Is it worth appending third party data to better understand your customers?
Invariably one will be in a better position to understand what their best customers look like. This is foundational knowledge for any marketer and can then be used to inform messaging and marketing communication. Moreover, third party data will enable more precise target marketing that can dramatically improve marketing KPIs.
Third party data comes in lots of flavors. At a basic level, there are examples like age, income, gender and presence of kids; but there are potentially thousands of available variables. Some are collected from various public records, magazine subscriptions, sourced from social media and some are even modeled from survey data. Data will also provide behavioral and attitudinal information; for example, likelihood to subscribe to financial newsletters, or interest in gourmet cooking or gardening, as well as likely political affiliation.
A valid question is whether apparently interesting information on an individual or household can be correlated with a client’s very specific customer behaviors. It might seem surprising, but if correlations (data relationships) exist, which is typical, one can often find proxies for specific customer behaviors. This enables us to describe who are our best customers at a fundamental level but can also help us create predictive models to use in target marketing.
A few years ago, I built a model for a home appliance insurance company. On the face of it, it may have seemed that being risk averse would be a key predictor, so financial type variables and propensity to have Whole Life or Umbrella insurance would be great predictors. However, it turned out that customers were buying primarily for the convenience of having someone come out and fix their furnace without any hassle. Proxies like occupation, income, the presence of kids, gender and age were better predictors in this case. Another example was a bank, that was unable to use age, gender, or race for prediction because of financial regulation. These variables were excluded, and other related proxies took their place in the model. The client was surprised when “interest in gourmet cooking” was a key predictor, but one should not be surprised because it is highly correlated with income and affluence.
One must also be careful with data. Choosing a strong analyst that has access and understanding of various data sources is critical. For example, I once built a model for another client and the initial model included a variable based on “likelihood to watch Judge Judy”. Clearly, this was a proxy for other behaviors but it was a very strong predictor in this model. In this case, even though it was highly predictive, it could have turned out to not be a stable variable and therefore affect the stability of the model over time. This is because it is a little too specific and TV channels come and go, along with viewing habits. In the end, a variable measuring the amount of cable TV watched in a week was a more stable and predictive attribute to use in the final model.
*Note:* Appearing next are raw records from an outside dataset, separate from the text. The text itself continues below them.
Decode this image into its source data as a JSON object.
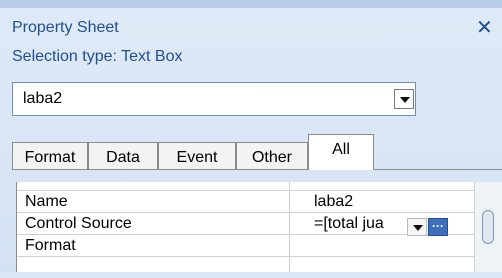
{
  "pane": {
    "title": "Property Sheet",
    "selection_type": "Selection type:  Text Box"
  },
  "selector": {
    "value": "laba2"
  },
  "tabs": [
    {
      "label": "Format"
    },
    {
      "label": "Data"
    },
    {
      "label": "Event"
    },
    {
      "label": "Other"
    },
    {
      "label": "All",
      "active": true
    }
  ],
  "properties": [
    {
      "name": "Name",
      "value": "laba2"
    },
    {
      "name": "Control Source",
      "value": "=[total jua"
    },
    {
      "name": "Format",
      "value": ""
    }
  ],
  "icons": {
    "close": "close-icon",
    "dropdown": "chevron-down-icon",
    "builder": "ellipsis-icon"
  }
}
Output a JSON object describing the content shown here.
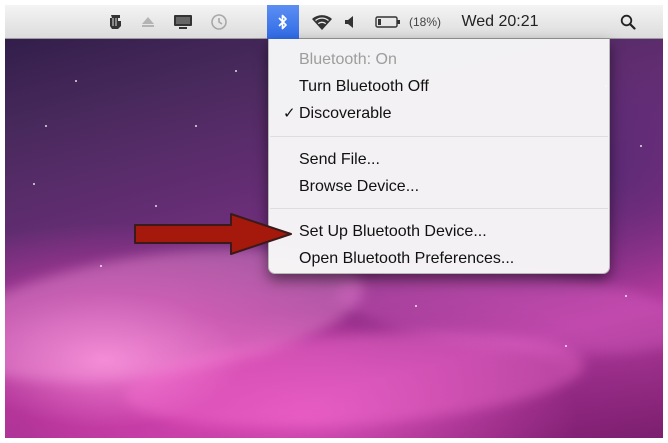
{
  "menubar": {
    "battery_percent": "(18%)",
    "clock": "Wed 20:21",
    "icons": [
      "script-icon",
      "eject-icon",
      "display-icon",
      "time-machine-icon",
      "bluetooth-icon",
      "wifi-icon",
      "volume-icon",
      "battery-icon",
      "spotlight-icon"
    ]
  },
  "bluetooth_menu": {
    "status": "Bluetooth: On",
    "turn_off": "Turn Bluetooth Off",
    "discoverable": "Discoverable",
    "discoverable_check": "✓",
    "send_file": "Send File...",
    "browse_device": "Browse Device...",
    "setup_device": "Set Up Bluetooth Device...",
    "open_prefs": "Open Bluetooth Preferences..."
  },
  "colors": {
    "highlight": "#3470e8",
    "arrow_fill": "#a5180c",
    "arrow_stroke": "#3a1a1a"
  }
}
Data can be very powerful and data relationships can be obvious, but can also reveal surprising relationships that turn out to be highly predictive because the data attribute is revealing some underlying characteristic. Understanding your customer has never been easier, and along with a skilled analyst and good software, one can reveal insights that really move the needle and dramatically improve marketing KPIs.